The NASA New Millennium Program's Geosynchronous Imaging Fourier Transform Spectrometer (GIFTS) instrument
was designed to provide enormous advances in water vapor, wind, temperature, and trace gas profiling from
geostationary orbit. The top-level instrument calibration requirement is to measure brightness temperature to better than
1 K (3 sigma) over a broad range of atmospheric brightness temperatures, with a reproducibility of ±0.2 K. For the onboard
calibration approach used by GIFTS that employs two internal blackbody sources (290 K and 255 K) plus a space
view sequenced at regular programmable intervals, this instrument level requirement places tight requirements on the
blackbody temperature uncertainty (0.1 K) and emissivity uncertainty (0.001). The blackbody references are cavities
that follow the UW Atmospheric Emitted Radiance Interferometer (AERI) design, scaled to the GIFTS beam size. The
engineering model blackbody system was completed and fully calibrated at the University of Wisconsin and delivered
for integration into the GIFTS Engineering Development Unit (EDU) at the Utah State Space Dynamics Laboratory.
This paper presents a detailed description of the methodology used to establish the required temperature and emissivity
performance, with emphasis on the traceability to NIST standards. In addition, blackbody temperature data are presented
from the GIFTS EDU thermal vacuum tests that indicate excellent temperature stability. The delivered on-board
blackbody calibration system exceeds performance goals - the cavity spectral emissivity is better than 0.998 with an

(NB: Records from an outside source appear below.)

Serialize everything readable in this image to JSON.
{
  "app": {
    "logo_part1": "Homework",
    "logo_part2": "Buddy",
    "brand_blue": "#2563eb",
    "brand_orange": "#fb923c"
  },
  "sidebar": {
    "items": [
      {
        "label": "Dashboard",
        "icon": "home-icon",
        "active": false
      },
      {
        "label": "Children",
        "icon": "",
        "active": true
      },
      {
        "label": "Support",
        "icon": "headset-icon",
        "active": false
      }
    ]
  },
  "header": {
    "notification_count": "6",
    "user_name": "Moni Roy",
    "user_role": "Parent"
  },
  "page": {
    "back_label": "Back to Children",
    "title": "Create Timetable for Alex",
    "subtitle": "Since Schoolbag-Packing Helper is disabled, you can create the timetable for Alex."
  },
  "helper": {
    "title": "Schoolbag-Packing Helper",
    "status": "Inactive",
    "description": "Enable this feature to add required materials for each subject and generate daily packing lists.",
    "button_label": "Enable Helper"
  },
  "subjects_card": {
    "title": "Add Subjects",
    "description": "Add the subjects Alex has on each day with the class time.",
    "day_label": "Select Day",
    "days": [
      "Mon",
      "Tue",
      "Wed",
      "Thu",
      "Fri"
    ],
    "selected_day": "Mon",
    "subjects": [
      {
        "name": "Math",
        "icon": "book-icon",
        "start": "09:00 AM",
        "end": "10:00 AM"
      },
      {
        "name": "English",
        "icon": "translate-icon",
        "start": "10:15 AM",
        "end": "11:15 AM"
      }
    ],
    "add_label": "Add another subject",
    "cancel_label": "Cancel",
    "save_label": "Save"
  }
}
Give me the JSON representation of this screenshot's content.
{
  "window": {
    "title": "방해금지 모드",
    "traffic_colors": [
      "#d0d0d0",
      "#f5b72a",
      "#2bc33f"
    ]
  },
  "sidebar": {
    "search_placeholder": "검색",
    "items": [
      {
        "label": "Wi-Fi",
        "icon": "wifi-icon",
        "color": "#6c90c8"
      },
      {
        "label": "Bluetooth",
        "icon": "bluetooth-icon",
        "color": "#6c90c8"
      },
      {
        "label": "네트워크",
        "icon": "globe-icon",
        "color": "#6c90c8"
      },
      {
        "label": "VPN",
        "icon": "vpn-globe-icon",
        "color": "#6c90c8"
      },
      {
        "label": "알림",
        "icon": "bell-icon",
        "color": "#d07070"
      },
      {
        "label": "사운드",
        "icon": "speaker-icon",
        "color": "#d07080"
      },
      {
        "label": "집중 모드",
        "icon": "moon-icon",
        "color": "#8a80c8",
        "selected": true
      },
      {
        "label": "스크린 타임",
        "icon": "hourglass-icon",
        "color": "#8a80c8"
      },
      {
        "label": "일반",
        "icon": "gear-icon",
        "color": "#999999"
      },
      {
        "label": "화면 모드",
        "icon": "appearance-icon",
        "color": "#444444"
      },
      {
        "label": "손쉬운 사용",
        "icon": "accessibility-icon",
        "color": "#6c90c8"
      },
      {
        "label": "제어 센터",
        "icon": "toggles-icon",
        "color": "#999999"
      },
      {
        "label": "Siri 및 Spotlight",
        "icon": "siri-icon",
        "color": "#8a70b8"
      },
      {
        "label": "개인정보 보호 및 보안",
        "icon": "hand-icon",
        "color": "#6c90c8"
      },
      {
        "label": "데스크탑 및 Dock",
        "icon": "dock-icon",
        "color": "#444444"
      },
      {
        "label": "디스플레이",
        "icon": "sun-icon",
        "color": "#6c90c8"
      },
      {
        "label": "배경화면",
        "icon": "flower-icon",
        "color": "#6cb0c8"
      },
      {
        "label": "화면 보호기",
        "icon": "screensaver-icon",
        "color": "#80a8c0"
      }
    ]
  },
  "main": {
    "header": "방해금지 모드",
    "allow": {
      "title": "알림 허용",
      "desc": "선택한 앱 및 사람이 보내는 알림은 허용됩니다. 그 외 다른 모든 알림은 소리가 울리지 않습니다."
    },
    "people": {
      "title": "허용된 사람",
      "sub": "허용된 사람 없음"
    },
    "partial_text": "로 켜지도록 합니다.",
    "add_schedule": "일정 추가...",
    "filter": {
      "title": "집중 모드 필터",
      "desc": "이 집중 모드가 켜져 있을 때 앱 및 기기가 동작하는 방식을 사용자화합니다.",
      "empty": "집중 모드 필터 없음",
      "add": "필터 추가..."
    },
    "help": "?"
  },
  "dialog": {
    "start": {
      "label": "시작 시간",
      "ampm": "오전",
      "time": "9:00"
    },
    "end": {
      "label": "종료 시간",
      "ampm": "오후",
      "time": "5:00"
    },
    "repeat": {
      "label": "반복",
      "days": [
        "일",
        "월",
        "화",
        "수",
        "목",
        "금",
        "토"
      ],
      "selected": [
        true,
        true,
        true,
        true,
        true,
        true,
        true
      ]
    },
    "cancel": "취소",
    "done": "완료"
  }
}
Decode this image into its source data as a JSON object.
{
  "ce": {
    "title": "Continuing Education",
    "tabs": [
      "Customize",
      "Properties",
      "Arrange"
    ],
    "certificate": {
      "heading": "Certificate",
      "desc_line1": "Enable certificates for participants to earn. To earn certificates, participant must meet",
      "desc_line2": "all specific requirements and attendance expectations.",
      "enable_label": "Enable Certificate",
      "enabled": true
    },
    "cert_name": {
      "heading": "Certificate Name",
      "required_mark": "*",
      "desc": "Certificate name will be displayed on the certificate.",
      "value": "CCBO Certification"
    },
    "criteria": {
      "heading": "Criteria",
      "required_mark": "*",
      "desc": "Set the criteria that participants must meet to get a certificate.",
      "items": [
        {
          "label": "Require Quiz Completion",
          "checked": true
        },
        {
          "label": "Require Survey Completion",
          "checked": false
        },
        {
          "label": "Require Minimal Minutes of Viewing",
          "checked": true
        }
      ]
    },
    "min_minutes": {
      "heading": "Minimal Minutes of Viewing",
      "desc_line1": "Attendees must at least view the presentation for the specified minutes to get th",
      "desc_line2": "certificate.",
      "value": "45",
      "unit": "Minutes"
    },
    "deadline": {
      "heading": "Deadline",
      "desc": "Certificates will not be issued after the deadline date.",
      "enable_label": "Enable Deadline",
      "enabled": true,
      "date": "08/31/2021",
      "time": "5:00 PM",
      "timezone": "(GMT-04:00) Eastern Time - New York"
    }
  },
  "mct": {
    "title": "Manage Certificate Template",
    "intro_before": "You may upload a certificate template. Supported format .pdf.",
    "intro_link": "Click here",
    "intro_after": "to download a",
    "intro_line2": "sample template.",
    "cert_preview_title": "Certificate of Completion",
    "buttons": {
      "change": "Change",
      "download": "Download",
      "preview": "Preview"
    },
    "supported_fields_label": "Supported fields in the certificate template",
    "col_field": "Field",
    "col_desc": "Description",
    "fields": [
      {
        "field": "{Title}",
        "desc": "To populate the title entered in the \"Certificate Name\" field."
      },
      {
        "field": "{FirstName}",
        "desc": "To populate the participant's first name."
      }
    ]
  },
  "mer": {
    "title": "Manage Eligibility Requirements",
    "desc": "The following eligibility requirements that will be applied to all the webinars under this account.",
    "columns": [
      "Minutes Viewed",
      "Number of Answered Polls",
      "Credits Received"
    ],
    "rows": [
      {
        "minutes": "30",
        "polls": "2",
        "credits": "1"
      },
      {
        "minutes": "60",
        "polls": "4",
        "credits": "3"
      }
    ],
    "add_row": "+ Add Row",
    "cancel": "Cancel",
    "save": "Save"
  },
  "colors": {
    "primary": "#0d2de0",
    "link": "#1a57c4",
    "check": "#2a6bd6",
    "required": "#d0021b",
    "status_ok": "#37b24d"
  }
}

absolute uncertainty of less than 0.001, and the absolute blackbody temperature uncertainty is better than 0.06 K.